## TRY IT
Go through the data below and copy each line where the word "kicking" occurs.

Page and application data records

___

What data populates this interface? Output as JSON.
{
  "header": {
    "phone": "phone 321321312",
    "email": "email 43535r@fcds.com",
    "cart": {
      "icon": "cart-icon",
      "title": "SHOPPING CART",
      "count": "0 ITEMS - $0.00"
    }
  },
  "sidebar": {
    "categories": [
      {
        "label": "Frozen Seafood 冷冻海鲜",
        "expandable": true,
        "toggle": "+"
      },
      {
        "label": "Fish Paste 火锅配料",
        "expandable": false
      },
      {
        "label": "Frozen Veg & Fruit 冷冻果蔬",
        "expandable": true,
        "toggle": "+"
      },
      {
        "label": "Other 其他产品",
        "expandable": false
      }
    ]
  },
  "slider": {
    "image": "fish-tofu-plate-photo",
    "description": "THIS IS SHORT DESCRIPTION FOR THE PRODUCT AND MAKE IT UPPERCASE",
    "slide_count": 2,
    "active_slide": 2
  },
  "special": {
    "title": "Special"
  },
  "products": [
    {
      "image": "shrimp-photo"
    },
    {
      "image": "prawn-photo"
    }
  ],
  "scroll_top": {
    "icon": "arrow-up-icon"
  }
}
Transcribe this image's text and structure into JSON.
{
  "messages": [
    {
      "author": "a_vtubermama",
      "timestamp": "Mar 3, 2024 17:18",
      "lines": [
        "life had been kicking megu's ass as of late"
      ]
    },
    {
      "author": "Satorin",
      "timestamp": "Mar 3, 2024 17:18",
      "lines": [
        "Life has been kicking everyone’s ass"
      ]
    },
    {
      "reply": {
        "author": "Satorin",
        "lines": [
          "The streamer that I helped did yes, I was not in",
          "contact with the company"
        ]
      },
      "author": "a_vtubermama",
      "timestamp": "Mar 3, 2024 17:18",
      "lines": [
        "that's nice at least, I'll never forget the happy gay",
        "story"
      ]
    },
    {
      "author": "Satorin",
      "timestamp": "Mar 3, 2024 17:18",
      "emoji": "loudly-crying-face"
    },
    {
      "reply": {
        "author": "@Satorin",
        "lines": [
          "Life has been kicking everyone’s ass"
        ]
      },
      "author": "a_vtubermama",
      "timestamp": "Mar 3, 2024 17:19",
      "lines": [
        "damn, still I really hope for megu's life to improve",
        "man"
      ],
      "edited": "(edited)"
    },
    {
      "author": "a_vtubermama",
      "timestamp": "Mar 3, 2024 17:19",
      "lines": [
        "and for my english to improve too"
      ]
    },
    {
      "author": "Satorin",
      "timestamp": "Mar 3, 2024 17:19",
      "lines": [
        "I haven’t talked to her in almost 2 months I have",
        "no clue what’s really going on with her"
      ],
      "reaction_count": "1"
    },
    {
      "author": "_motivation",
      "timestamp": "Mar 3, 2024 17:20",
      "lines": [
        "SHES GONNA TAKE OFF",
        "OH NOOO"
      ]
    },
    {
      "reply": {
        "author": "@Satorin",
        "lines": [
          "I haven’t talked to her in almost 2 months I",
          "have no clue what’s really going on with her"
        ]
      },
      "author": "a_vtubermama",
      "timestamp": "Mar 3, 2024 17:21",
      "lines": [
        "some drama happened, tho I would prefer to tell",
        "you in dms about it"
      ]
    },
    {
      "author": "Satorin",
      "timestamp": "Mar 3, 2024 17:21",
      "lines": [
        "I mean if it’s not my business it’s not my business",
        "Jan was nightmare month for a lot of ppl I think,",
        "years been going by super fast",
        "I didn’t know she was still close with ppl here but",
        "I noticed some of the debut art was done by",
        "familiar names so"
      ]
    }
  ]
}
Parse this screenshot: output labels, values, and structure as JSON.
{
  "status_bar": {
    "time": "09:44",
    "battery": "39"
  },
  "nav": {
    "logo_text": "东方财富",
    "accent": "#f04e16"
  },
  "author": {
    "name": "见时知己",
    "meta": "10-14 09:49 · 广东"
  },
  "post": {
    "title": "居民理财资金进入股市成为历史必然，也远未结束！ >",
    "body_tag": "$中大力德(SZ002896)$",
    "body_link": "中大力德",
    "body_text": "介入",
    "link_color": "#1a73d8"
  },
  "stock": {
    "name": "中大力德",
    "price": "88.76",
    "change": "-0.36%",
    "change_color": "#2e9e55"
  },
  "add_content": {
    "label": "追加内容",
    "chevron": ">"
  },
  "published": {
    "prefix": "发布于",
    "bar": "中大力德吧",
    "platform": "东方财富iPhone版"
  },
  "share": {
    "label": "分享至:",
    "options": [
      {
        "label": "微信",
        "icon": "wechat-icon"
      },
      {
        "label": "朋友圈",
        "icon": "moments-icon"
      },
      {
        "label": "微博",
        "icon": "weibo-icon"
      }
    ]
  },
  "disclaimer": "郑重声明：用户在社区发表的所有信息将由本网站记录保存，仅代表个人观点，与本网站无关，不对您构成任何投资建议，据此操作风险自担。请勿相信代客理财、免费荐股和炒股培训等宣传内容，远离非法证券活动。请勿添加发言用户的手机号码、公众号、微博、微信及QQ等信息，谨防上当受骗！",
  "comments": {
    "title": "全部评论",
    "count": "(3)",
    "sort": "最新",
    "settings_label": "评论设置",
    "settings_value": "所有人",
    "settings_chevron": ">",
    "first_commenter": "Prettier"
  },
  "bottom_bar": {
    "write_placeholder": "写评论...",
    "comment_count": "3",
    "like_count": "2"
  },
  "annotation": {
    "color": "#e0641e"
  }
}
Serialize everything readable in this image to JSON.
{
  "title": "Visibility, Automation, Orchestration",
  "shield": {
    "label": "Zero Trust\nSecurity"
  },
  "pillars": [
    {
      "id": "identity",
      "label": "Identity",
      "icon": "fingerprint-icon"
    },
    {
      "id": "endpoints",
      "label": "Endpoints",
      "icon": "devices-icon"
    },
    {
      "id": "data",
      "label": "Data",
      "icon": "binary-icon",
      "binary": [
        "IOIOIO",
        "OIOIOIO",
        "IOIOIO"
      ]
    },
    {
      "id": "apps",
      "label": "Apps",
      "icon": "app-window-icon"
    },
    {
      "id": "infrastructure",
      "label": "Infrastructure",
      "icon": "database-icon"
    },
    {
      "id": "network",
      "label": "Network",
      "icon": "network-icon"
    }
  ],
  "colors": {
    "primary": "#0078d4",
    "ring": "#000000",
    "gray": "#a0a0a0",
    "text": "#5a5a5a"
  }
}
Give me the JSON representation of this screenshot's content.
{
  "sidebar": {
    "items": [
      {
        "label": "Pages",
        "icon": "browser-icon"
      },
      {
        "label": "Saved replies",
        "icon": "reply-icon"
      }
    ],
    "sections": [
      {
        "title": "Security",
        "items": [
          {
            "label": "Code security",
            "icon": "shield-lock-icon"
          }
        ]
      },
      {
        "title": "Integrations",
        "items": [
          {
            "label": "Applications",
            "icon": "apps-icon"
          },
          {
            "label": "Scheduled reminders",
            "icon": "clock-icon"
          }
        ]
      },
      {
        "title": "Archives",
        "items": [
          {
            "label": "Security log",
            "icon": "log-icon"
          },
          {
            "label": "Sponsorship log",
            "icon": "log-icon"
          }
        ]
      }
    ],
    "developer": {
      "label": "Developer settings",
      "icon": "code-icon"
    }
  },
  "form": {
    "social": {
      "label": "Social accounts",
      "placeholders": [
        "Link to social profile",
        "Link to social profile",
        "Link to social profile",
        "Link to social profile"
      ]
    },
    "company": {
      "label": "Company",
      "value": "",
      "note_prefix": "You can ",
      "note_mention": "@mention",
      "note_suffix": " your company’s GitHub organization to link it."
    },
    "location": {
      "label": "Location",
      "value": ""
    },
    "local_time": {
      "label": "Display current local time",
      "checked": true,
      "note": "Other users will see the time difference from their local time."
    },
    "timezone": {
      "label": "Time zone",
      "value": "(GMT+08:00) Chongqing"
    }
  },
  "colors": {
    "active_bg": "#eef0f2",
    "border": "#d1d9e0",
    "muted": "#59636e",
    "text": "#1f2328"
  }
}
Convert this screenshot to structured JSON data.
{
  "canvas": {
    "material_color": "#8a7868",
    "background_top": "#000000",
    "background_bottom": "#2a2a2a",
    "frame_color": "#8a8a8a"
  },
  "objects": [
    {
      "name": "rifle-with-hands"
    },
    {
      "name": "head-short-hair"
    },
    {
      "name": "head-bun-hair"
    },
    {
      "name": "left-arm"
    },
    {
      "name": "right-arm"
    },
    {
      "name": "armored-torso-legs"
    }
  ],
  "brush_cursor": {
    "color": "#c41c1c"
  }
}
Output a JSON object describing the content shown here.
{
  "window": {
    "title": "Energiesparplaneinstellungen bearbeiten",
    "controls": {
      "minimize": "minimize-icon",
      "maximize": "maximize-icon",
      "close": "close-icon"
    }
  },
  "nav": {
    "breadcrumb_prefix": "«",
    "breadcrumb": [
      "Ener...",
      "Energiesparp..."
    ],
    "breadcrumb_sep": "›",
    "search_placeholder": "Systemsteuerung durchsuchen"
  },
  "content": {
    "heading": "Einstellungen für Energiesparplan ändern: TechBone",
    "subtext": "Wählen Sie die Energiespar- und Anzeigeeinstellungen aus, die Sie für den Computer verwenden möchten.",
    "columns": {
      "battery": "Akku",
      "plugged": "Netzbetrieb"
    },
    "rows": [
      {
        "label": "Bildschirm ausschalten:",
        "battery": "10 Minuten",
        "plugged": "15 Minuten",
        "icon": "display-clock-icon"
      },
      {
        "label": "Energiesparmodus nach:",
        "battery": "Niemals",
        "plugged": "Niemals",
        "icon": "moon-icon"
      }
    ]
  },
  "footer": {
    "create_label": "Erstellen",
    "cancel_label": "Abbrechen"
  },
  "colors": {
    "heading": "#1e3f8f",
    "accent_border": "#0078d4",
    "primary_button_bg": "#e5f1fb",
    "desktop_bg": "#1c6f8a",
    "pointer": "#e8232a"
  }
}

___

## ANSWER FOR THE TASK
        "life had been kicking megu's ass as of late"
        "Life has been kicking everyone’s ass"
          "Life has been kicking everyone’s ass"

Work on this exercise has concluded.